▶ _TASK TO COMPLETE_:
Reproduce the data exactly, leaving nothing out.
[RAW DATA]
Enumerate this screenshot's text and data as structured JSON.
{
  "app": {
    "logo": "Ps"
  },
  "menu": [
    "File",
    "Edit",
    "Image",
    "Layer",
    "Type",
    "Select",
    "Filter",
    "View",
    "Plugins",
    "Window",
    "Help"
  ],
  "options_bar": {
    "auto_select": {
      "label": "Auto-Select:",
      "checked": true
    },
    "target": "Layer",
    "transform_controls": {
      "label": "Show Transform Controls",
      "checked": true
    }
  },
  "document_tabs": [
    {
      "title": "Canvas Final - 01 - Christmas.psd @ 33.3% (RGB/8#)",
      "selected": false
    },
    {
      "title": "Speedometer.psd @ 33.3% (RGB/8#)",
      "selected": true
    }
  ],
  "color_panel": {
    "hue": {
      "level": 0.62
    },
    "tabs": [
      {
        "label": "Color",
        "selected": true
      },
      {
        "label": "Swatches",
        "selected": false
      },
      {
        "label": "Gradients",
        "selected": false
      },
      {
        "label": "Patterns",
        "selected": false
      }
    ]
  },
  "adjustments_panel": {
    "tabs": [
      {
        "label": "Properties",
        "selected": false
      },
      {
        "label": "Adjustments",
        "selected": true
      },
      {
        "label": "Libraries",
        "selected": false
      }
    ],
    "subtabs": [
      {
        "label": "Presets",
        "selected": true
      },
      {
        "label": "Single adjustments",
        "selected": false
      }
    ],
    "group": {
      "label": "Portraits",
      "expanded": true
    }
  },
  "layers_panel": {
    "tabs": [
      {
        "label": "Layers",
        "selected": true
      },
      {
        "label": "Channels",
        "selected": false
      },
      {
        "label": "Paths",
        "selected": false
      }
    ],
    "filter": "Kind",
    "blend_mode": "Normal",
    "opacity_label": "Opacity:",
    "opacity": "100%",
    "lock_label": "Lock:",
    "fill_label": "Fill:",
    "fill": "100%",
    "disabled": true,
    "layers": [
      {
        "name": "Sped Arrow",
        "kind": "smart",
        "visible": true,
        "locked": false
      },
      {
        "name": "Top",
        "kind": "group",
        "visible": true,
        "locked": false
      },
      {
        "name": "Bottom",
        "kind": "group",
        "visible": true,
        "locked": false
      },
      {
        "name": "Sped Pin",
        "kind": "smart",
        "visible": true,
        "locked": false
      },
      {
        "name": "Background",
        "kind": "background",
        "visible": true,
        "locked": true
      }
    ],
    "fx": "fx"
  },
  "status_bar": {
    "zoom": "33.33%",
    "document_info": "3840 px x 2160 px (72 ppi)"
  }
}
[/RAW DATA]
▶ _ANSWER TO THIS PROBLEM_:
Enumerate this screenshot's text and data as structured JSON.
{
  "app": {
    "logo": "Ps"
  },
  "menu": [
    "File",
    "Edit",
    "Image",
    "Layer",
    "Type",
    "Select",
    "Filter",
    "View",
    "Plugins",
    "Window",
    "Help"
  ],
  "options_bar": {
    "auto_select": {
      "label": "Auto-Select:",
      "checked": true
    },
    "target": "Layer",
    "transform_controls": {
      "label": "Show Transform Controls",
      "checked": true
    }
  },
  "document_tabs": [
    {
      "title": "Canvas Final - 01 - Christmas.psd @ 33.3% (RGB/8#)",
      "selected": false
    },
    {
      "title": "Speedometer.psd @ 33.3% (RGB/8#)",
      "selected": true
    }
  ],
  "color_panel": {
    "hue": {
      "level": 0.62
    },
    "tabs": [
      {
        "label": "Color",
        "selected": true
      },
      {
        "label": "Swatches",
        "selected": false
      },
      {
        "label": "Gradients",
        "selected": false
      },
      {
        "label": "Patterns",
        "selected": false
      }
    ]
  },
  "adjustments_panel": {
    "tabs": [
      {
        "label": "Properties",
        "selected": false
      },
      {
        "label": "Adjustments",
        "selected": true
      },
      {
        "label": "Libraries",
        "selected": false
      }
    ],
    "subtabs": [
      {
        "label": "Presets",
        "selected": true
      },
      {
        "label": "Single adjustments",
        "selected": false
      }
    ],
    "group": {
      "label": "Portraits",
      "expanded": true
    }
  },
  "layers_panel": {
    "tabs": [
      {
        "label": "Layers",
        "selected": true
      },
      {
        "label": "Channels",
        "selected": false
      },
      {
        "label": "Paths",
        "selected": false
      }
    ],
    "filter": "Kind",
    "blend_mode": "Normal",
    "opacity_label": "Opacity:",
    "opacity": "100%",
    "lock_label": "Lock:",
    "fill_label": "Fill:",
    "fill": "100%",
    "disabled": true,
    "layers": [
      {
        "name": "Sped Arrow",
        "kind": "smart",
        "visible": true,
        "locked": false
      },
      {
        "name": "Top",
        "kind": "group",
        "visible": true,
        "locked": false
      },
      {
        "name": "Bottom",
        "kind": "group",
        "visible": true,
        "locked": false
      },
      {
        "name": "Sped Pin",
        "kind": "smart",
        "visible": true,
        "locked": false
      },
      {
        "name": "Background",
        "kind": "background",
        "visible": true,
        "locked": true
      }
    ],
    "fx": "fx"
  },
  "status_bar": {
    "zoom": "33.33%",
    "document_info": "3840 px x 2160 px (72 ppi)"
  }
}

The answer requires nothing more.